However, church sources maintained that the pounds 2,000 cheque that Ms Whibley recently received from the bishop was the fruits of an insurance policy he had taken out when their child was born.

Ms Whibley spent yesterday under siege from more than 30 journalists and photographers at her Sussex home. She suggested that the church set up a telephone hotline for women who had had children by priests, rather than waiting for the media to flush them out.

A support group for priests who resigned their ministry to marry said that they were still not allowed to advertise their presence in the official Catholic Directory, despite being led to believe by Cardinal Basil Hume that this would be possible 18 months ago.

The priest who celebrated Holy Mass at Westminster Cathedral yesterday lunchtime spoke of the "body blow" dealt to the Catholic Church by the scandal surrounding Bishop Wright, writes Clare Garner, and prayed for the mother and son. Fr Daniel Cronin, chancellor of the central London diocese, said: "No one in the cathedral today can be unaware of the body blow we have all received as further revelations were disclosed. Our hearts and sympathy went out to mother and son who have been betrayed and badly treated."

Fr Cronin described Bishop Wright as a "shepherd [who had] wandered out into the mist" and called on his congregation not to "recriminate or throw stones". "Neither is it a time to lose our nerve in any way," he added.

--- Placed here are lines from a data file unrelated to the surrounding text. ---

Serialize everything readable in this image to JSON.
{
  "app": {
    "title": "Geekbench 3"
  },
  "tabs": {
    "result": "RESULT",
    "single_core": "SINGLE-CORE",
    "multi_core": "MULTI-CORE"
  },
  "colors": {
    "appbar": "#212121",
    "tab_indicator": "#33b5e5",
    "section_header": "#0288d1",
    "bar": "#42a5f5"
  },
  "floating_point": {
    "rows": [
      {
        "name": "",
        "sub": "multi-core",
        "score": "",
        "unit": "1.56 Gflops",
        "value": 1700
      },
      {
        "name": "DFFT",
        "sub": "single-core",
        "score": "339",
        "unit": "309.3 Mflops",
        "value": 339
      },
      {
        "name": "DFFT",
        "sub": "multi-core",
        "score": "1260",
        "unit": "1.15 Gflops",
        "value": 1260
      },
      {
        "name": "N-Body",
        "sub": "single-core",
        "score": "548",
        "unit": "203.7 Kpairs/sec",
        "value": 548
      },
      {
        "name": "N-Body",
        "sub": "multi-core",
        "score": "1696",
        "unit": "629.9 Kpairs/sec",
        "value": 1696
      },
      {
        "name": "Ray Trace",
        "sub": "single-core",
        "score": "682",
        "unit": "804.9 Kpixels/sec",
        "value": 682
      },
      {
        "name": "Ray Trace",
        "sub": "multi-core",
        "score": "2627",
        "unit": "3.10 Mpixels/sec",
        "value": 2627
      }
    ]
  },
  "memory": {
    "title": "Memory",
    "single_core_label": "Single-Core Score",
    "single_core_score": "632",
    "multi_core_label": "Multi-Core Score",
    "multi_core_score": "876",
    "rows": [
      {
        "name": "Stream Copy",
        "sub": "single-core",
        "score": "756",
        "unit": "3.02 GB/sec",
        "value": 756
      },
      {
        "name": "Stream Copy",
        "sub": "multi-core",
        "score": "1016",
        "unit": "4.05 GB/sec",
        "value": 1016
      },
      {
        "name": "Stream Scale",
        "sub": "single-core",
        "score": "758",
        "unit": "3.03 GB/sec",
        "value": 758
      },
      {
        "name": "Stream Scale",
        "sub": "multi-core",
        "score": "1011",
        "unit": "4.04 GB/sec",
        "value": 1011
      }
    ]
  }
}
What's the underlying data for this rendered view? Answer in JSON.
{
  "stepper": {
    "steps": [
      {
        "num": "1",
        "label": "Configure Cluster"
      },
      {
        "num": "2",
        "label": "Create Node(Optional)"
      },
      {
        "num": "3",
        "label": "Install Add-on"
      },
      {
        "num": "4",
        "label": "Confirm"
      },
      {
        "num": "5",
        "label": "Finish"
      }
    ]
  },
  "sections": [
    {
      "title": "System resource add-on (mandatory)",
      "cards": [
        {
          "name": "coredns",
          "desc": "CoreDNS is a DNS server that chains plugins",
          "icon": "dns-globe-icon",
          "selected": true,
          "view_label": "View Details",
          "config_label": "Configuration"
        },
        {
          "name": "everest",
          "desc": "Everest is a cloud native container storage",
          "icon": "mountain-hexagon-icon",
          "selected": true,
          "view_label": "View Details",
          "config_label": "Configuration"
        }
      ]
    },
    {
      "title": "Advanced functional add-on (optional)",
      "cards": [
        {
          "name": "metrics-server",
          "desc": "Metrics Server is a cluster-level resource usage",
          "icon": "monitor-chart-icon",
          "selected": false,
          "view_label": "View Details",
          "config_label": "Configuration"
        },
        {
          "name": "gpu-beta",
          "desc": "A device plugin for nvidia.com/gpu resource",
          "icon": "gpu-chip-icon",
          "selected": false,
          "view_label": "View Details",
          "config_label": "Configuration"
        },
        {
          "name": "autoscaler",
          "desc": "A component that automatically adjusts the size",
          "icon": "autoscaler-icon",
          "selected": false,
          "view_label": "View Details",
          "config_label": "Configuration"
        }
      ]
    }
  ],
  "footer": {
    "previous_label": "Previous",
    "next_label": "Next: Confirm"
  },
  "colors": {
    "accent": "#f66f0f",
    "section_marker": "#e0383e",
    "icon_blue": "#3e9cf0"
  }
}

Certainly, none of his congregation had lost their nerve about the validity of the celibacy law. Parishioners felt that under no circumstances should the rule be relaxed and provided a number of reasons why.

Tim Cox, 59, a commodity trader, said: "The fact that one man or several men or as many men as it takes make mistakes or don't come up to expectations doesn't mean to say the expectations shouldn't be there any more ... I don't personally feel that a married priest can give - what's the jargon phrase? - good, quality time to his parish."

Peter Hancock, 64, described himself as a "good, obedient" Catholic. "I'm totally in favour of priests and celibacy, totally opposed to the Pill and totally support the present Pope and his views," he said.

William Arbuckle, 36, believed Bishop Wright's case was an exception for which the church could not accept responsibility. "If one guy in the City decides to get into fraud you can't blacklist his whole family ... It's the same with politics. You can't hold a party responsible for one member's outspoken views. Likewise, the Catholic Church can't be held responsible for one person's actions."

Frances Ode-Sarpong, who is in her 40s, said celibacy was "a good way to surrender yourself to Christ". "He [Christ] never slept with anyone. If you want to follow his footsteps I think you have to be celibate. It's compulsory ... If you're weak you don't have to take up the priesthood. They know what they are letting themselves in for and they aren't forced to do it."

But a nun expressed her exasperation with the media furore, saying: "As soon as anybody falls it hits the headlines. Go and look at the thousands and thousands who don't."

Leading article, page 13

Saturday story, page 16